» **ACTION ITEM**: Look over the entries that follow and work out how many lines contain "upload". State the number only.
++++
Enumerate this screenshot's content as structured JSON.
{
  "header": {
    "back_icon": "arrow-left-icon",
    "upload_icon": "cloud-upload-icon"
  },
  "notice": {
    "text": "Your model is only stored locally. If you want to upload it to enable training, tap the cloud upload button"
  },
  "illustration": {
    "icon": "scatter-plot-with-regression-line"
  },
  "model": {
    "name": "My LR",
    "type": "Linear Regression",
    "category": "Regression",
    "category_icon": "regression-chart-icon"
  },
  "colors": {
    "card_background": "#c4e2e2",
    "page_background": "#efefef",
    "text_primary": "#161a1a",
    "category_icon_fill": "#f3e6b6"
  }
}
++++
» **EXPECTED ANSWER**: 2